FBI releases first secret document on 9/11 terror attack investigation after Biden order

The Federal Bureau of Investigation (FBI) on Saturday released the first of what is expected to be several documents related to its investigation of the 9/11 terrorist attacks and suspected Saudi government support for the hijackers, after US President Joe Biden issued an executive order for declassifying the information.

The newly declassified 2016 document, gives details of the FBI's work to investigate the alleged logistical support that a Saudi consular official and a suspected Saudi intelligence agent in Los Angeles provided to at least two of the men who hijacked planes on September 11, 2001.

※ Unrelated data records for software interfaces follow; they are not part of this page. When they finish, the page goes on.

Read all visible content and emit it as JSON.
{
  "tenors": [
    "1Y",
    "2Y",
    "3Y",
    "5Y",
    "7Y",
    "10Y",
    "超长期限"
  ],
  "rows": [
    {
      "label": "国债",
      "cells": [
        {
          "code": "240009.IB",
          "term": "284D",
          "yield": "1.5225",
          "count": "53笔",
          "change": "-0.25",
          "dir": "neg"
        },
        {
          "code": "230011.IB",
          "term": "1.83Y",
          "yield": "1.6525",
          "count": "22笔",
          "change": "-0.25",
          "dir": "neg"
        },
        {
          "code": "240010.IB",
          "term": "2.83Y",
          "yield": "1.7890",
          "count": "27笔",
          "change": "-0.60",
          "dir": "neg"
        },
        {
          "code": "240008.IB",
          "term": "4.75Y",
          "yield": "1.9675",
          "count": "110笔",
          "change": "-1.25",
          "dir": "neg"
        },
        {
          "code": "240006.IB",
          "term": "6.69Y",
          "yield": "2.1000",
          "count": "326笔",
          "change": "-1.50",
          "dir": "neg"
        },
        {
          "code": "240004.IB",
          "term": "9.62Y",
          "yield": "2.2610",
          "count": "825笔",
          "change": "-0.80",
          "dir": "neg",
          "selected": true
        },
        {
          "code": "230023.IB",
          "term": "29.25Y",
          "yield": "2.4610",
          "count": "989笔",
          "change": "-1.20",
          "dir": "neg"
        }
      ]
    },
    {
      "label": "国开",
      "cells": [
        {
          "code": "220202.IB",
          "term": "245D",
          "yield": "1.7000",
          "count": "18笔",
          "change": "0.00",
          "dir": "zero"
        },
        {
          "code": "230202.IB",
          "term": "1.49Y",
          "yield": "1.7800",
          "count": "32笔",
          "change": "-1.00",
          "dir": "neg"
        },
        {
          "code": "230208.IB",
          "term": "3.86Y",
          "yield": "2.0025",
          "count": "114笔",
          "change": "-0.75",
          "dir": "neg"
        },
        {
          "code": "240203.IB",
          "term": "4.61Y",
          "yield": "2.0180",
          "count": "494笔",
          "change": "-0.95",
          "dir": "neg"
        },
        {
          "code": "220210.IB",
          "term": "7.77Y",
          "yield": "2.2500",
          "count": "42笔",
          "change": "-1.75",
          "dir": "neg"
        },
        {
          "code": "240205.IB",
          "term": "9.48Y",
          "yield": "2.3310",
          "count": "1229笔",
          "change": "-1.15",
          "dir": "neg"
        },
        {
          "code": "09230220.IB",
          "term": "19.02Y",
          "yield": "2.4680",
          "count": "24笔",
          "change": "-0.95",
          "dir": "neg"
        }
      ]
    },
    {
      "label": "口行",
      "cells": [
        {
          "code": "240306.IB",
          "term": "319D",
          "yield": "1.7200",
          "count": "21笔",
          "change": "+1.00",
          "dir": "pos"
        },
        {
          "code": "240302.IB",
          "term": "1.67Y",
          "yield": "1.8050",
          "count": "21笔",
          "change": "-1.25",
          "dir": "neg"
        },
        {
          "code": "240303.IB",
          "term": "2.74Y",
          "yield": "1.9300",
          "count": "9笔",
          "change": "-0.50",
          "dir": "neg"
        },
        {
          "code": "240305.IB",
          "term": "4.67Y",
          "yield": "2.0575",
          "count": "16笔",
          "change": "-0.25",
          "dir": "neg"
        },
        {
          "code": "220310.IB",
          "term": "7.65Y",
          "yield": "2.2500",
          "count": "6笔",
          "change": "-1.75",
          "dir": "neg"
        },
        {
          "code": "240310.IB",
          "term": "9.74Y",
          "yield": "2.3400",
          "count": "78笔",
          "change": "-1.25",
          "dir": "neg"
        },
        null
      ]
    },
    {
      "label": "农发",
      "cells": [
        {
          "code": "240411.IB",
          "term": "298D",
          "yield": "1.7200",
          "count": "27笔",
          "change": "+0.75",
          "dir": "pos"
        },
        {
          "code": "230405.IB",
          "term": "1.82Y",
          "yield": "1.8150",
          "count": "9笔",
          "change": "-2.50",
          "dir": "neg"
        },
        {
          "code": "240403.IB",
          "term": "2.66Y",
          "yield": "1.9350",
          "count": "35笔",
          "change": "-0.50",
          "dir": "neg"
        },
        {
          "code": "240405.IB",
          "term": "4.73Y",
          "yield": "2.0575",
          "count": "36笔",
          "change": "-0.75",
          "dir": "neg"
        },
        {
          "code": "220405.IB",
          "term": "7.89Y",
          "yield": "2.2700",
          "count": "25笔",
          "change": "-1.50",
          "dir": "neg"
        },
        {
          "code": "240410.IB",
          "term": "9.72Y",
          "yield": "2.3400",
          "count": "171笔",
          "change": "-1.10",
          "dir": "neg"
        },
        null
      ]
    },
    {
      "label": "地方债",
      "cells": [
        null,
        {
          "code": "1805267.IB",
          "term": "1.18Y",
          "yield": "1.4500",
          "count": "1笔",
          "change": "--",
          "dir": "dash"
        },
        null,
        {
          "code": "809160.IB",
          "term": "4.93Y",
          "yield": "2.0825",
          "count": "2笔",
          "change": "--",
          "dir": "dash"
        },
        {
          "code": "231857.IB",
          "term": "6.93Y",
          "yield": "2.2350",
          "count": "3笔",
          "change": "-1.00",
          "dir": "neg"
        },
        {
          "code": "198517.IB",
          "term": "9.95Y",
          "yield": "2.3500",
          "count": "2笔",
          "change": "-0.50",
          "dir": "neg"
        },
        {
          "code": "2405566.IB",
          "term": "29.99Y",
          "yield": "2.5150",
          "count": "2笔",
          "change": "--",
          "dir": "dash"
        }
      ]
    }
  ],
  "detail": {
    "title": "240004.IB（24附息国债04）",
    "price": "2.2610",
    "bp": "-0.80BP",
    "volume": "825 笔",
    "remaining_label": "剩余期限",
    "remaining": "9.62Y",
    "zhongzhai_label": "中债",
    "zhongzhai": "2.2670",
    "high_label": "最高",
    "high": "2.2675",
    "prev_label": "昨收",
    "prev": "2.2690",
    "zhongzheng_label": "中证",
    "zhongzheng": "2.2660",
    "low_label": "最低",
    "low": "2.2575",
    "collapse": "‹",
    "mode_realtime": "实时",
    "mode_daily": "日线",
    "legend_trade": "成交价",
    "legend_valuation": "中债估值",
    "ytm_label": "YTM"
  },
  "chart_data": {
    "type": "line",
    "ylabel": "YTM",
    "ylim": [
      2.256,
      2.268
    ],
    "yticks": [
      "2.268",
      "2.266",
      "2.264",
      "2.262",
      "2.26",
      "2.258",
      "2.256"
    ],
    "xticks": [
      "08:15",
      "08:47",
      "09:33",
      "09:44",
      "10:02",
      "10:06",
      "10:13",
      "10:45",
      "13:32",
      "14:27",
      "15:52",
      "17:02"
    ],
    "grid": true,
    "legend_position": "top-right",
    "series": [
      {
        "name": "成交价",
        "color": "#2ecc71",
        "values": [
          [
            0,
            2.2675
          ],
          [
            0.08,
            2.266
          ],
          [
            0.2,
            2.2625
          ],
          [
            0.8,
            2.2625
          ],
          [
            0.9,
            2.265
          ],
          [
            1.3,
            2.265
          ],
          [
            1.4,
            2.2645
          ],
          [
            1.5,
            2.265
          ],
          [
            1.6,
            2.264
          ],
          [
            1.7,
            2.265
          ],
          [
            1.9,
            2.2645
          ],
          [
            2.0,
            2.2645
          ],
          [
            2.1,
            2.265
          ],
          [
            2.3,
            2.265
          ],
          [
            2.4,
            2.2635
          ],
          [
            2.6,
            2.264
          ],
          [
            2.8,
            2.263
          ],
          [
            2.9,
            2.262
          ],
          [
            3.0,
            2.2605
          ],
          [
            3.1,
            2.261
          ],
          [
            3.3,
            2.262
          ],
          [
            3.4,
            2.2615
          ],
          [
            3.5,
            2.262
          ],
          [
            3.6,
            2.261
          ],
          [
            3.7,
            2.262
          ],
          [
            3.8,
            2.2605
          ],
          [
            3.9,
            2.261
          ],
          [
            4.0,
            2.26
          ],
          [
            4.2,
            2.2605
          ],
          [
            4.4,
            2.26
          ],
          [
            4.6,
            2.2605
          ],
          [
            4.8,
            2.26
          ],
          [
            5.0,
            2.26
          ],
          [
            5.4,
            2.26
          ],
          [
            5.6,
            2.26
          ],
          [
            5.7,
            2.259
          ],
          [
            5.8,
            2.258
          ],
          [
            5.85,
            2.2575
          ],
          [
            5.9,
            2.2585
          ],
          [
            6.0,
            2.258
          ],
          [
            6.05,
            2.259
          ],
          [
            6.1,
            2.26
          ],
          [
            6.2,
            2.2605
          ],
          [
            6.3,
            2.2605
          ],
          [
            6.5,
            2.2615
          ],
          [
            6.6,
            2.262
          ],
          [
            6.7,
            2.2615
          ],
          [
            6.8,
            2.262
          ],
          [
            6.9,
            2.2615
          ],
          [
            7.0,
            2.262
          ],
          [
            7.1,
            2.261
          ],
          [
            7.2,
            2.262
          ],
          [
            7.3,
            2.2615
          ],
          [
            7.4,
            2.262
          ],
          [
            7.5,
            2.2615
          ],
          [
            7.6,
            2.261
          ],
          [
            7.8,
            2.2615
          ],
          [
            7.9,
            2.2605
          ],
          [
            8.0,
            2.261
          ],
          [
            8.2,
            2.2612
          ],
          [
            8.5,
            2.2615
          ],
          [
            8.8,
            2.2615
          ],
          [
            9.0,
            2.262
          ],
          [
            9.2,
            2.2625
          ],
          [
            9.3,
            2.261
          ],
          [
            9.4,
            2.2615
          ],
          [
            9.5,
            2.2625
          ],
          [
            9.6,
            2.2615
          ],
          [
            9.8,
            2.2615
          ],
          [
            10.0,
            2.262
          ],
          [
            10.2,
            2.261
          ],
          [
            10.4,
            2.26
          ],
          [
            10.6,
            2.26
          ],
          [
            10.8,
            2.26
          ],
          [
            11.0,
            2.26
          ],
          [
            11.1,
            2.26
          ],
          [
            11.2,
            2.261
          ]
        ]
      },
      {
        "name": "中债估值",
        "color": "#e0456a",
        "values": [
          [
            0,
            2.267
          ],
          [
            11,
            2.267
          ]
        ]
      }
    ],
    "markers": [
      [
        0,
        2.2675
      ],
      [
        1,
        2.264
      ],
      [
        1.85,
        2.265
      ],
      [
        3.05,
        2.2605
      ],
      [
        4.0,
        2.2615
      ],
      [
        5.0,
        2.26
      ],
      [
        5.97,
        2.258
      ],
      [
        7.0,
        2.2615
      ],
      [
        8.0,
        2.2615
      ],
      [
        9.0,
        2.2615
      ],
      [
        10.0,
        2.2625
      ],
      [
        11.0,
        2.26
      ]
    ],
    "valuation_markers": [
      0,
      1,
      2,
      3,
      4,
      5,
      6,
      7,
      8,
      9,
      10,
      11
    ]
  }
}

The document, released on the 20th anniversary of the deadly 9/11 terror attacks that led to the 20-year war against Afghanistan, however, contains significant redactions.

It details multiple connections and testimony by witnesses that prompted FBI suspicion of Omar al-Bayoumi, who was purportedly a Saudi student in Los Angeles but whom the FBI suspected to be a Saudi intelligence agent. The FBI document describes him as deeply involved in providing "travel assistance, lodging and financing" to help the two hijackers, according to a CNN report.

Also read:  Two-thirds say 9/11 attacks changed the way America lives: Survey

The Saudi embassy in Washington had said earlier on Wednesday that it "welcomes the release of" the FBI documents and that "any allegation that Saudi Arabia is complicit in the September 11 attacks is categorically false."

Biden's executive order came after more than 1,600 people affected by the attacks sent Biden a letter saying he should not go to Ground Zero in New York City to mark the 20th anniversary unless he released the information. The letter in part questioned the role of Saudi Arabia, suggesting that members of the Saudi Arabian government had been involved in "supporting the attacks."

Shortly after the letter, the Department of Justice announced it would review what previously withheld information or documents related to the September 11, 2001, attacks it can disclose to the public.

A Justice Department spokesperson said in August that the government advised a Manhattan federal court that the FBI had recently closed an investigation related to certain September 11 hijackers.

"Although this development followed the U.S. District Court rulings upholding the government's privilege assertions, the FBI has decided to review its prior privilege assertions to identify additional information appropriate for disclosure. The FBI will disclose such information on a rolling basis as expeditiously as possible," the spokesperson said.

Biden praised the DOJ's decision at the time, saying it followed through on his campaign promise to have the department work on releasing 9/11 records as desired by the families of victims of the September 11 attacks.